Production Team[edit]

Role Name
Directors Billy Boulton and George Smith
Musical Director David Child
Assistant Musical Directors Liam Chan and Natasha Bennetts
Choreographer Renata SK
Producers Renata SK, Isaac Treuherz, Lucy Rose, and Venetia Matthews
Costumes Amber Courage and Eris Perring
Technical Directors David Young and Tom Pell


Role Name
Yum-Yum Amy Wardle
Pitti-Sing Emma Paull
Peep-Bo Amber Courage
Katisha Jenny Samuel
Nanki-Poo Barnaby Wilson
Ko-Ko Ben Walker
Pish-Tush Richard Kille
The Mikado Joe Hand
Wendy Nadia Fundell
Peter Patrick Edwards
James Isaac Treuherz
Chorus Abby Pardoe
Chorus Abigail Smith
Chorus Andrew Wood
Chorus Eris Perring
Chorus Jamie Hizzett
Chorus Julie Hao
Chorus Katie Giles
Chorus Lucia Watts
Chorus Mandy Yuan
Chorus Megan Warinton
Chorus Michelle McInnes
Chorus Renata SK
Chorus Rhiannon Creffield
Chorus Robyn Hunt
Chorus Sabrina Beever
Chorus Steve Jenkins
Chorus Tom Hudson
Chorus Venetia Matthews

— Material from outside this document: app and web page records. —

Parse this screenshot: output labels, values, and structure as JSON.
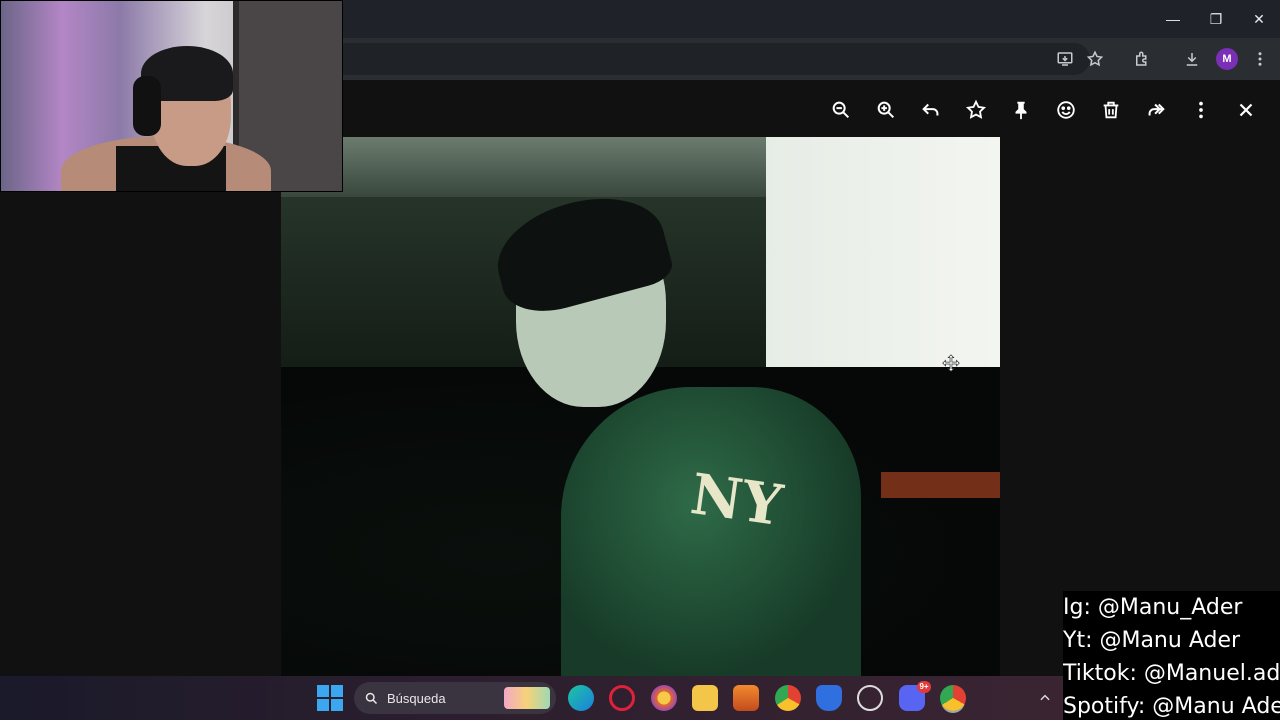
{
  "window_controls": {
    "minimize": "—",
    "maximize": "❐",
    "close": "✕"
  },
  "browser": {
    "profile_initial": "M"
  },
  "viewer": {
    "toolbar_icons": [
      "zoom-out-icon",
      "zoom-in-icon",
      "reply-icon",
      "star-icon",
      "pin-icon",
      "emoji-icon",
      "delete-icon",
      "forward-icon",
      "more-icon",
      "close-icon"
    ]
  },
  "photo": {
    "jacket_logo": "NY"
  },
  "social": {
    "lines": [
      "Ig: @Manu_Ader",
      "Yt: @Manu Ader",
      "Tiktok: @Manuel.ader",
      "Spotify: @Manu Ader"
    ]
  },
  "taskbar": {
    "search_placeholder": "Búsqueda",
    "discord_badge": "9+",
    "colors": {
      "accent": "#3aa7f0",
      "badge": "#e23a3a"
    }
  }
}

Role Name
Conductor David Child
Violin I Emma Benson and Thomas Dyke
Violin II Peter Welinkar and Nommy Mlalazi
Viola Katie Harding
Cello Kara Jackman
Double Bass Fiona Sunderland
Flute Bethany Lee and Natasha Bennetts
Piccolo Eleanor Philpott
Oboe Jacob Thorne
Clarinet Katie Chappell and Lilian Lee
Bassoon Catriona Gibbon
Trumpet Patrick Wakelam, Billy Fisher and Robbie Smith
Horn Joshua Wright
Trombone Tom Grieg, Will Edwards and Ellie Bristow
Percussion Torjus Martinsen

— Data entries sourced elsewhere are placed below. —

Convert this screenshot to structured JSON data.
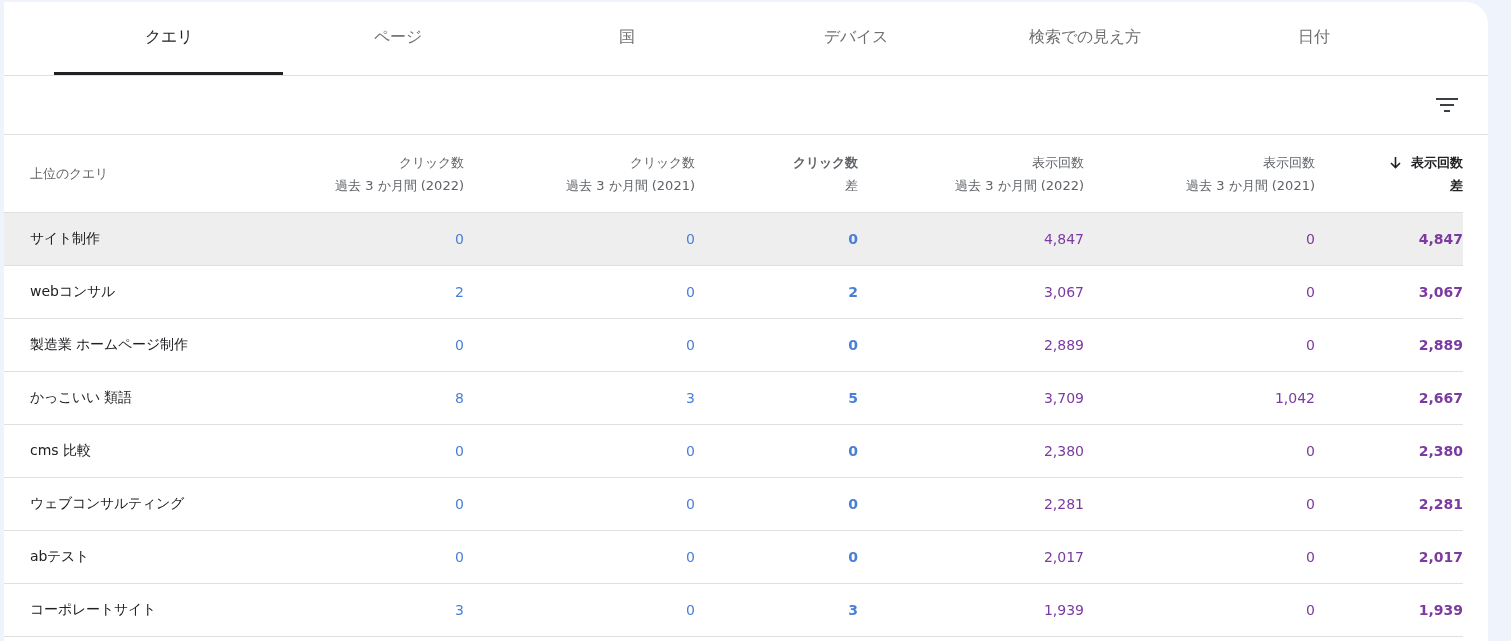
{
  "tabs": [
    {
      "label": "クエリ",
      "selected": true
    },
    {
      "label": "ページ",
      "selected": false
    },
    {
      "label": "国",
      "selected": false
    },
    {
      "label": "デバイス",
      "selected": false
    },
    {
      "label": "検索での見え方",
      "selected": false
    },
    {
      "label": "日付",
      "selected": false
    }
  ],
  "table": {
    "query_header": "上位のクエリ",
    "columns": [
      {
        "label": "クリック数",
        "sublabel": "過去 3 か月間 (2022)",
        "kind": "clicks",
        "diff": false,
        "sorted": false
      },
      {
        "label": "クリック数",
        "sublabel": "過去 3 か月間 (2021)",
        "kind": "clicks",
        "diff": false,
        "sorted": false
      },
      {
        "label": "クリック数",
        "sublabel": "差",
        "kind": "clicks",
        "diff": true,
        "sorted": false
      },
      {
        "label": "表示回数",
        "sublabel": "過去 3 か月間 (2022)",
        "kind": "impressions",
        "diff": false,
        "sorted": false
      },
      {
        "label": "表示回数",
        "sublabel": "過去 3 か月間 (2021)",
        "kind": "impressions",
        "diff": false,
        "sorted": false
      },
      {
        "label": "表示回数",
        "sublabel": "差",
        "kind": "impressions",
        "diff": true,
        "sorted": true
      }
    ],
    "rows": [
      {
        "query": "サイト制作",
        "hovered": true,
        "cells": [
          "0",
          "0",
          "0",
          "4,847",
          "0",
          "4,847"
        ]
      },
      {
        "query": "webコンサル",
        "hovered": false,
        "cells": [
          "2",
          "0",
          "2",
          "3,067",
          "0",
          "3,067"
        ]
      },
      {
        "query": "製造業 ホームページ制作",
        "hovered": false,
        "cells": [
          "0",
          "0",
          "0",
          "2,889",
          "0",
          "2,889"
        ]
      },
      {
        "query": "かっこいい 類語",
        "hovered": false,
        "cells": [
          "8",
          "3",
          "5",
          "3,709",
          "1,042",
          "2,667"
        ]
      },
      {
        "query": "cms 比較",
        "hovered": false,
        "cells": [
          "0",
          "0",
          "0",
          "2,380",
          "0",
          "2,380"
        ]
      },
      {
        "query": "ウェブコンサルティング",
        "hovered": false,
        "cells": [
          "0",
          "0",
          "0",
          "2,281",
          "0",
          "2,281"
        ]
      },
      {
        "query": "abテスト",
        "hovered": false,
        "cells": [
          "0",
          "0",
          "0",
          "2,017",
          "0",
          "2,017"
        ]
      },
      {
        "query": "コーポレートサイト",
        "hovered": false,
        "cells": [
          "3",
          "0",
          "3",
          "1,939",
          "0",
          "1,939"
        ]
      }
    ]
  }
}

Technical Team (StageSoc)[edit]

Role Name
Technical Directors David Young and Tom Pell
Lighting Designers George Tucker and Jason Garde
Lighting Operator Martha Fooks
Followspot Operators Georgie Grieve and Phoeve Lewis
Deputy Stage Manager Edmund King
Stage Manager Josh Curry
Sound Crew Oliver Trojak, Zavier Scozzari, Will Barber, Hannah Parsons, Callum Bates
Fly Crew Joseph Lynch, Laurie Kirkcaldy, Adam Taussik